The grand old game of golf is played around the world – in India, China, Scotland, Australia and in the Middle East – but if you want to play in the grandest of style or at least with the highest green fees, then look no further than the U.S.A.
That’s right, there are more than 15,000 golf courses in the United States – down from a peak of over 16,000, according to ESPN – and certainly the majority of them are a welcome respite to anyone with time on their hands, clubs in the trunk of the car and $100 in the bank. That means that most of us are comfortable enough playing on a course with greens fees between $30 and $50, maybe coughing up $75 for a day on the links that includes lunch, a new glove and a round of drinks for the foursome in the clubhouse, where you might proudly wolf down a hot dog that costs $1.50.
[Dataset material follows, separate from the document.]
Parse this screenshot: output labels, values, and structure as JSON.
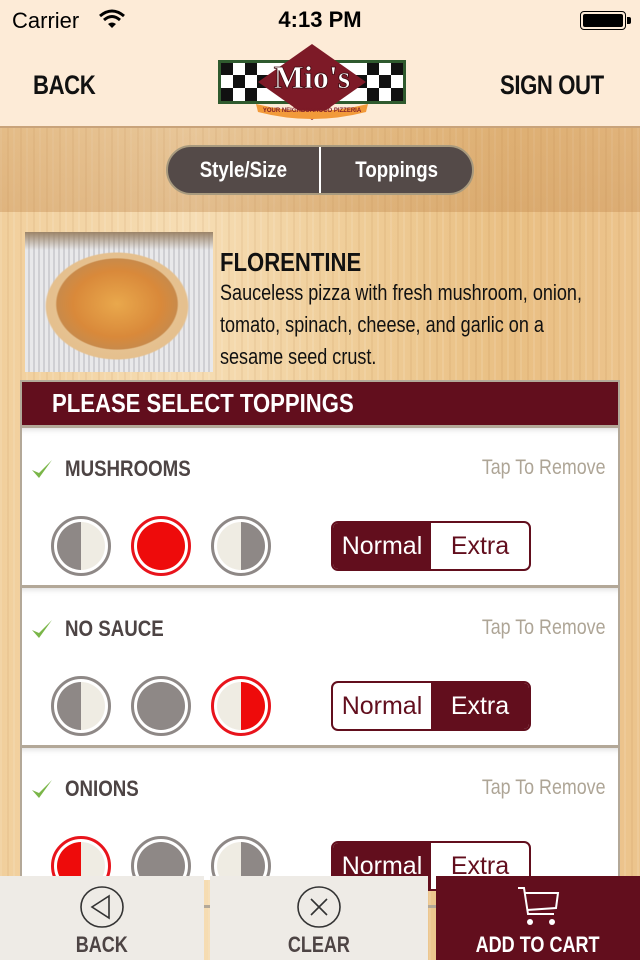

The works for a guy named Joe Schmo and his buddies Jack, Hack and Slack. But if your last name is Trump, Koch or Zuckerberg and you know how to swing a club, then you’ll be looking for more exalted turf on which to park your pars, birdies, and eagles – or your triple bogies, as the case may be.
And you’ll rarely have to leave the United States, because eight of the ten most expensive golf courses in the world are U.S. courses and none of them are in Hawaii, which might be a pretty luxurious place to play, anyway.
In fact, Golf Vacation Insider reports that what you might expect to pay in taxes if you play a round at TPC Sawgrass, one of the top three most expensive courses to play in the world, would be about equal to the green fees at your local, neighborhood golf course – or even slightly more than that.
Here’s the breakdown on what you might expect to pay for a round at The Players course at TPC Sawgrass, which is in Ponte Verde Beach, Florida, and hosts some of the most exclusive PGA Tour events.
Green fees in peak season: $495 – which includes a cart fee. Caddie fee, which is mandatory if you choose to walk, is an additional $65, a yardage guide is $5 and a cocktail at the bar is $10.
In total, says Golf Insider, expect to pay about $665 for the round of golf, including a logo shirt at the club house, but that’s a pretty low estimate given the chances that you’ll have lunch, three drinks and buy two shirts, not just one.
Can you pay more for a round of golf? You most certainly can. Golfing guides frequently list Shadow Creek Golf Course in Nevada – north of Las Vegas – as the priciest 18 holes in the country with green fees running $500 per person, even more as some listings say the fees are $500+, although how large a “+” is hard to say.
Still, that’s going to be a memorable round of golf. The course, designed by Tom Fazio, opened in 1989 and it’s one of the world’s most stunning displays of landscaping since the Hanging Gardens of Babylon. Although set in the middle of a desert, the course includes more than 21,000 trees that are mainly set in patterns that obscure the course form public view.
That means you are paying to water one of the most expensive windbreaks in history. In fact, it can only be estimated what it cost to build Shadow Creek, but educated guesses run as high as $100 million.
The name, of course says it all. The words shadow and creek might be fairly pedestrian in New England, but this is a desert where neither shadows or creeks are very common. So Shadow Creek is more luxury than environmentally sensible, but that doesn’t mean it isn’t worth the price. And then, of course, there’s Pebble Beach.
Yes, even the courses in Hawaii, the Augusta National Course in Georgia and St. Andrews itself – in dear, old Scotland – are humbled by the beauty of this pristine, ocean-loving golf course in Pebble Beach, California.
The green fees are a stiff $495, but for that you get a round in which turning a corner is yet another jaw-dropping beautiful view. And – of course, with the difficulty of this course, you could be turning a lot of corners looking for your golf ball.
You can get package deals for most of these courses, because, face it, not many of us live a stones throw from St. Andrews or just down the road from Pebble Beach. So a round of golf in these exclusive clubs likely means air fare, hotel fare and renting a car. That’s OK. For golf, no price is too steep to keep grown men and women from enjoying the game.
That said, the Top 10 list of most expensive courses in the world generally includes the Whistling Straits Golf Course in Wisconsin (fees: $300 per person), the Kingsbarns Golf Links in St. Andrews, Scotland ($300 per person), the Spyglass Hill Golf Course in California ($315 per person), the Ocean Course in South Carolina ($320 per person), The Pinehurst Course No. 2 in North Carolina ($375 per person), and the Old Head Golf Links in County Cork, Ireland ($400 per person), among a few others.